One of the factors that could influence your decision could be the severity of your addiction. Our professionals at Ken Seeley will evaluate your symptoms and behavioral patterns, and they will determine whether you will need to attend our inpatient or outpatient treatment center in order to recover fully from your heroin addiction.
You will also want a facility that caters to your financial situation, as well. At Ken Seeley Rehab, we will work with your insurance provider to find every outlet for available funding to help you pay for treatment. We understand that the less amount you have to worry about affording our services, the more likely you are to focus on your rehab while you’re here.
The Dangers of Relapse and Overdose
Because heroin is known as the most addictive drug, the potential to relapse after treatment completion is very high. Relapsing is when an addict who is in recovery decides to use it again.
The way the drug changes an addict’s brain chemistry is so severe that sometimes it takes many attempts of trial and error with heroin rehab. This may come as a negative for many heroin addicts because the time spent in rehab will be so extensive, but we believe that long-term recovery is possible after treatment in our centers at Ken Seeley Rehab.
We strive to have direct involvement for up to five years of aftercare once the addict has completed our programs if they give us permission. This includes routine alcohol and drug check-ups, providing monthly progress reports, and ultimately leading the recovering heroin addict to a long road of sobriety.
Ken Seeley Can Help You Overcome Heroin Addiction
Heroin addiction is a very serious matter that requires intensive care and detoxification while going through the recovery process. If you believe someone you know or you are struggling with opiate addiction, our staff at Ken Seeley is here to guide you in the right direction.

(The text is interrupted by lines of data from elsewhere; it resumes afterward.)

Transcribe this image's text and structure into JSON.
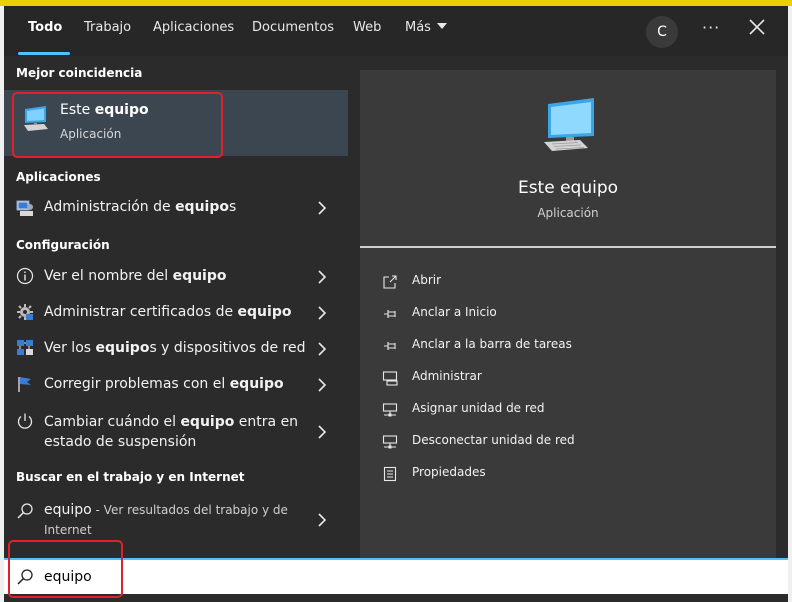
{
  "tabs": {
    "todo": "Todo",
    "trabajo": "Trabajo",
    "aplicaciones": "Aplicaciones",
    "documentos": "Documentos",
    "web": "Web",
    "mas": "Más"
  },
  "header": {
    "avatar_initial": "C",
    "more_glyph": "···"
  },
  "best_match": {
    "heading": "Mejor coincidencia",
    "title_prefix": "Este ",
    "title_bold": "equipo",
    "subtitle": "Aplicación",
    "icon": "computer-icon"
  },
  "sections": {
    "aplicaciones": "Aplicaciones",
    "configuracion": "Configuración",
    "buscar": "Buscar en el trabajo y en Internet"
  },
  "apps": [
    {
      "pre": "Administración de ",
      "bold": "equipo",
      "post": "s",
      "icon": "computer-management-icon"
    }
  ],
  "settings": [
    {
      "pre": "Ver el nombre del ",
      "bold": "equipo",
      "post": "",
      "icon": "info-icon"
    },
    {
      "pre": "Administrar certificados de ",
      "bold": "equipo",
      "post": "",
      "icon": "certificate-icon"
    },
    {
      "pre": "Ver los ",
      "bold": "equipo",
      "post": "s y dispositivos de red",
      "icon": "network-devices-icon"
    },
    {
      "pre": "Corregir problemas con el ",
      "bold": "equipo",
      "post": "",
      "icon": "flag-icon"
    },
    {
      "pre": "Cambiar cuándo el ",
      "bold": "equipo",
      "post": " entra en estado de suspensión",
      "icon": "power-icon"
    }
  ],
  "web_result": {
    "query": "equipo",
    "desc": " - Ver resultados del trabajo y de Internet"
  },
  "preview": {
    "title": "Este equipo",
    "subtitle": "Aplicación"
  },
  "actions": [
    {
      "label": "Abrir",
      "icon": "open-icon"
    },
    {
      "label": "Anclar a Inicio",
      "icon": "pin-icon"
    },
    {
      "label": "Anclar a la barra de tareas",
      "icon": "pin-taskbar-icon"
    },
    {
      "label": "Administrar",
      "icon": "manage-icon"
    },
    {
      "label": "Asignar unidad de red",
      "icon": "map-drive-icon"
    },
    {
      "label": "Desconectar unidad de red",
      "icon": "disconnect-drive-icon"
    },
    {
      "label": "Propiedades",
      "icon": "properties-icon"
    }
  ],
  "search": {
    "value": "equipo"
  },
  "colors": {
    "accent": "#4cc2ff",
    "highlight": "#e0202a",
    "selection": "#3c4650"
  }
}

Our rehab centers, both inpatient and outpatient, will give you access to our onsite doctors and therapists in order to determine what the next step is for your recovery.

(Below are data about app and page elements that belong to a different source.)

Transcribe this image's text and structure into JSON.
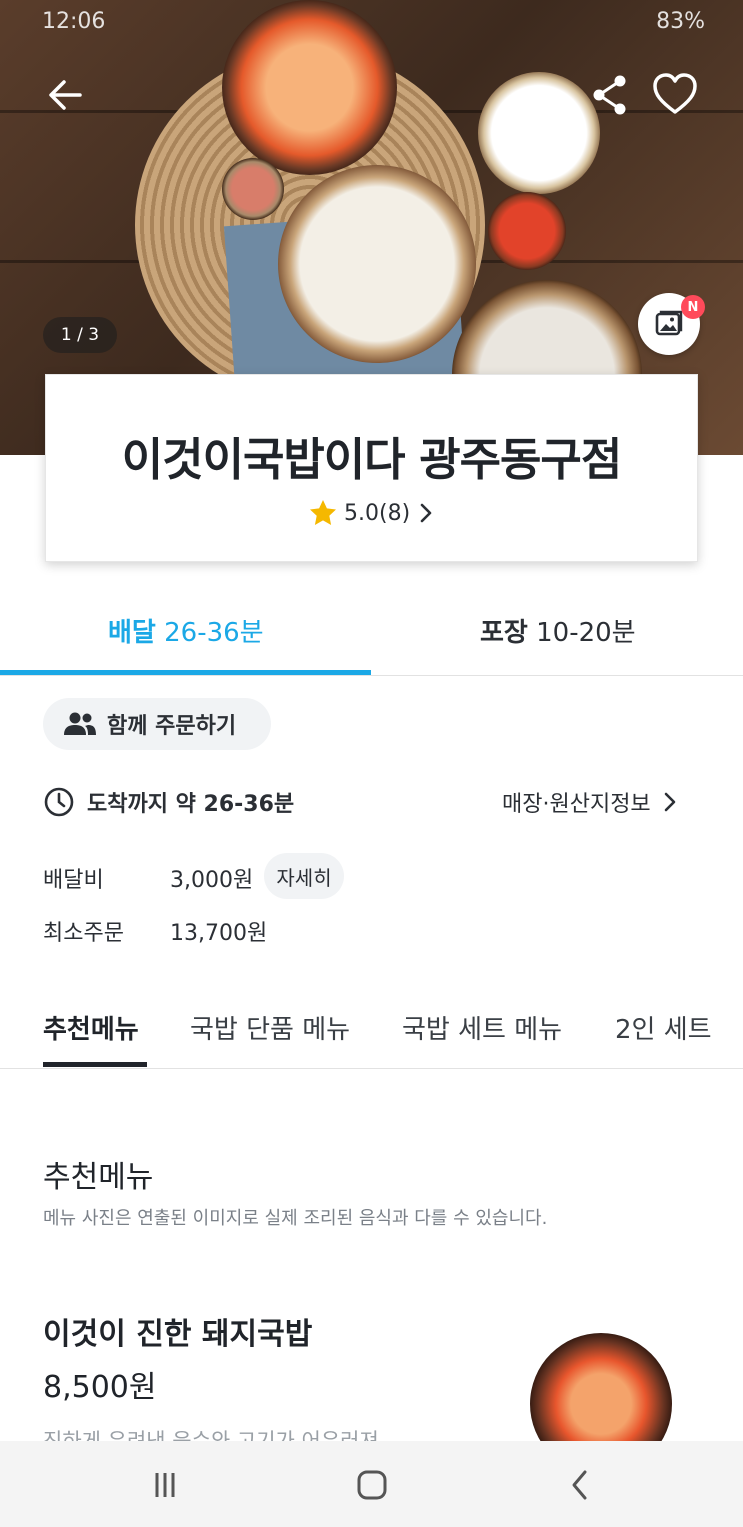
{
  "status_bar": {
    "time": "12:06",
    "battery": "83%"
  },
  "hero": {
    "counter": "1 / 3",
    "new_badge": "N"
  },
  "store": {
    "name": "이것이국밥이다 광주동구점",
    "rating": "5.0(8)"
  },
  "delivery_tabs": {
    "delivery_label": "배달",
    "delivery_time": "26-36분",
    "pickup_label": "포장",
    "pickup_time": "10-20분"
  },
  "group_order_label": "함께 주문하기",
  "arrival": {
    "text": "도착까지 약 26-36분"
  },
  "store_info_link": "매장·원산지정보",
  "fees": {
    "delivery_fee_label": "배달비",
    "delivery_fee_value": "3,000원",
    "detail_label": "자세히",
    "min_order_label": "최소주문",
    "min_order_value": "13,700원"
  },
  "menu_tabs": [
    "추천메뉴",
    "국밥 단품 메뉴",
    "국밥 세트 메뉴",
    "2인 세트"
  ],
  "section": {
    "title": "추천메뉴",
    "note": "메뉴 사진은 연출된 이미지로 실제 조리된 음식과 다를 수 있습니다."
  },
  "menu_item": {
    "name": "이것이 진한 돼지국밥",
    "price": "8,500원",
    "description": "진하게 우려낸 육수와 고기가 어우러져"
  },
  "colors": {
    "accent": "#1ba8e6",
    "star": "#f5b800",
    "badge": "#ff4a5a"
  }
}
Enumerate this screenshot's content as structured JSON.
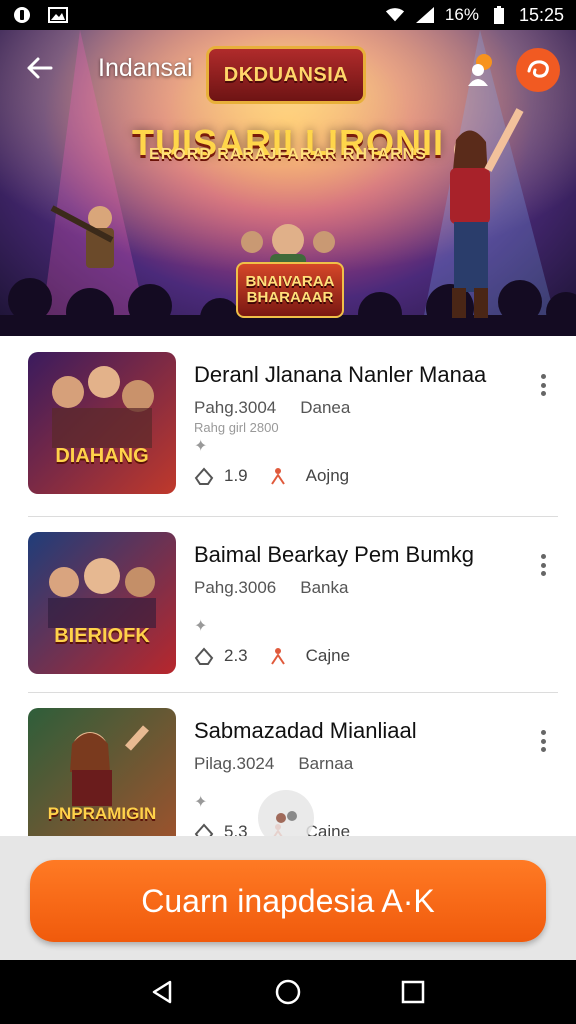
{
  "status_bar": {
    "time": "15:25",
    "battery_text": "16%",
    "icons": [
      "app-notification-icon",
      "image-icon",
      "wifi-icon",
      "signal-icon",
      "battery-icon"
    ]
  },
  "app_bar": {
    "title": "Indansai",
    "logo_text": "DKDUANSIA"
  },
  "banner": {
    "headline": "TUISARII LIRONII",
    "subheadline": "ERORD RARAJFARAR RHTARNS",
    "badge_text": "BNAIVARAA BHARAAAR"
  },
  "items": [
    {
      "title": "Deranl Jlanana Nanler Manaa",
      "date": "Pahg.3004",
      "category": "Danea",
      "subtext": "Rahg girl 2800",
      "rating": "1.9",
      "tag": "Aojng",
      "thumb_text": "DIAHANG",
      "thumb_colors": [
        "#3a1b5e",
        "#c0392b"
      ]
    },
    {
      "title": "Baimal Bearkay Pem Bumkg",
      "date": "Pahg.3006",
      "category": "Banka",
      "subtext": "",
      "rating": "2.3",
      "tag": "Cajne",
      "thumb_text": "BIERIOFK",
      "thumb_colors": [
        "#1f3d7a",
        "#b8272c"
      ]
    },
    {
      "title": "Sabmazadad Mianliaal",
      "date": "Pilag.3024",
      "category": "Barnaa",
      "subtext": "",
      "rating": "5.3",
      "tag": "Cajne",
      "thumb_text": "PNPRAMIGIN",
      "thumb_colors": [
        "#2e5e3a",
        "#a0522d"
      ]
    }
  ],
  "cta": {
    "label": "Cuarn inapdesia A·K"
  },
  "nav": [
    "back-nav-icon",
    "home-nav-icon",
    "recents-nav-icon"
  ],
  "colors": {
    "accent": "#f05a0c",
    "status_bar": "#000000"
  }
}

If you or a loved one is caught in the grips of heroin addiction, please do not hesitate to contact us today at (844) 959-3989 and get the help and information you need to release the hold it has on your life.